Question 4 off Iqbal is the same as Questions 6 and 12 together of Shabistari. If Absolute alone is, why is there the distinction of contingent and Necessary Being? What is the significance of man's aspiration?
According to the pantheistic view of Shabistari, distinction of contingent and necessary is meaningless for, in the last resort, they are not separate at all. The eternal is real and what we call temporal is eternal plus attribution of not being attached to it - the Being (wujud) in the so-called plurality is One. The goal of fana, according to pantheists, is not the attainment by the temporal of union With the eternal. There is no question of becoming one with Him, for everything is one from all eternity. Fana is only to become consciously aware of this eternally existing unity of Being. And yet man, the acme of creation, who is made to reflect in his innermost heart the beauty of the One, aspires to know and realise in this temporal life the sacred Covenant (Qur'an, vii. 171) undertaken by the progeny of Adam before their birth and so, according to Shabistari, the highest ideal is to seek in the self all that one wishes to know.
To Iqbal, who is an advocate of pluralistic theism, separation of the temporal and eternal is not only an actual fact but is a real blessing and necessity. Without this distinction neither the One nor the Many would have significance and value in the economy of life. Man as a permanent element in this cosmos, no doubt, derives his existence and importance from the divine Light which is manifest everywhere, but his career as an individual demands that he must have a distinct individuality of his own, separate from the Absolute. Existentially, there is not unity but duality between man and God which the pantheists wrongly deny though ideally God is the ideal towards which all creation including man must look for its development.

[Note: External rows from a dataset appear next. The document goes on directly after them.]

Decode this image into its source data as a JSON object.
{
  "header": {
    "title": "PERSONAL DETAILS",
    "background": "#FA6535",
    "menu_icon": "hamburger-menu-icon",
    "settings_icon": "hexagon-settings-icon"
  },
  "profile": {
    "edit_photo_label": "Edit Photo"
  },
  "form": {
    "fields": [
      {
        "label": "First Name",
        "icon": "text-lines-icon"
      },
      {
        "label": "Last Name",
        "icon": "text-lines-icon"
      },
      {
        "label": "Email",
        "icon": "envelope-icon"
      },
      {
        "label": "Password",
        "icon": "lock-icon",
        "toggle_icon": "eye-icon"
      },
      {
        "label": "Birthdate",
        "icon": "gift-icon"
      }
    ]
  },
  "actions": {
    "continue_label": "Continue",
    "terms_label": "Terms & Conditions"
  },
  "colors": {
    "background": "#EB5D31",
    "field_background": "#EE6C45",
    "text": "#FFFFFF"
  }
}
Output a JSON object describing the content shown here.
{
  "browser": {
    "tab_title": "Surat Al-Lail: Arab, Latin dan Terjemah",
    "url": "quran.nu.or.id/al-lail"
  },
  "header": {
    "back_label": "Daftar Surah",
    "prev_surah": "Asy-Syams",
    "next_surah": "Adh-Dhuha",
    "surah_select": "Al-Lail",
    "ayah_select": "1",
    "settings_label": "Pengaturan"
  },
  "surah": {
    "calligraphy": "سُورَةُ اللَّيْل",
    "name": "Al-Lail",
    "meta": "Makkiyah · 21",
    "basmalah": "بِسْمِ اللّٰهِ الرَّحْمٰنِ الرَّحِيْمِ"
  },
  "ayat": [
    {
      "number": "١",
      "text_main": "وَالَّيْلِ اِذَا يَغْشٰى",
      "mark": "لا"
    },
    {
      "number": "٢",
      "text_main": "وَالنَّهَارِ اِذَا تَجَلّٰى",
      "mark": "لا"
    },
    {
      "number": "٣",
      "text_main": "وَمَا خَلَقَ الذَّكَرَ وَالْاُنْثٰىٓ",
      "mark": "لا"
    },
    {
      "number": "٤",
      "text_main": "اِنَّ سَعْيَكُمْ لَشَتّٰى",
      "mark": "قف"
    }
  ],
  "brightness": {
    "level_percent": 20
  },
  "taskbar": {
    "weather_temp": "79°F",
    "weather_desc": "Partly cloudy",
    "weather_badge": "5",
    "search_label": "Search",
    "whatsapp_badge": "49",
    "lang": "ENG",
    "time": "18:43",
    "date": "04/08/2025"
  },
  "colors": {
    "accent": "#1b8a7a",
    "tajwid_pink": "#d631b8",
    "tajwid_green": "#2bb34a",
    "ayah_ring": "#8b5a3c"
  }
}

Discussing this point of view in one of his articles ("Self in the Light of Relativity") Iqbal says that Pringle Pattison deplored that in the English language there is only one word creation to denote the relation of God to the universe of space and time on the one hand and to the human ego on the other. But in Arabic there are two different words to distinguish this dual relation. As related to this spatio-temporal order, the Qur'an uses the word khalq, creation, while as related to human ego, we have the word amr, direction From this Iqbal argues that Nature must be viewed as a passing phase of God's consciousness, a fleeting moment of His activity. But not so the human ego. It must be taken as something individual and specific, with all the variations in the range, balance, and effectiveness of its unity."4 "The finite ego must be distinct, though not isolated, from the Infinite.... I am distinct from and yet intimately related to that on which I depend for my life and sustenance."5
The final fate of man, therefore, is not the obliteration of this distinctness of the human ego from the Infinite Ego but a gradual growth in self-possession, in uniqueness, and intensity of his activity as an ego. "The climax of this development is reached when the ego is able to retain self-possession, even in the case of a direct' contact with the all-embracing Ego."6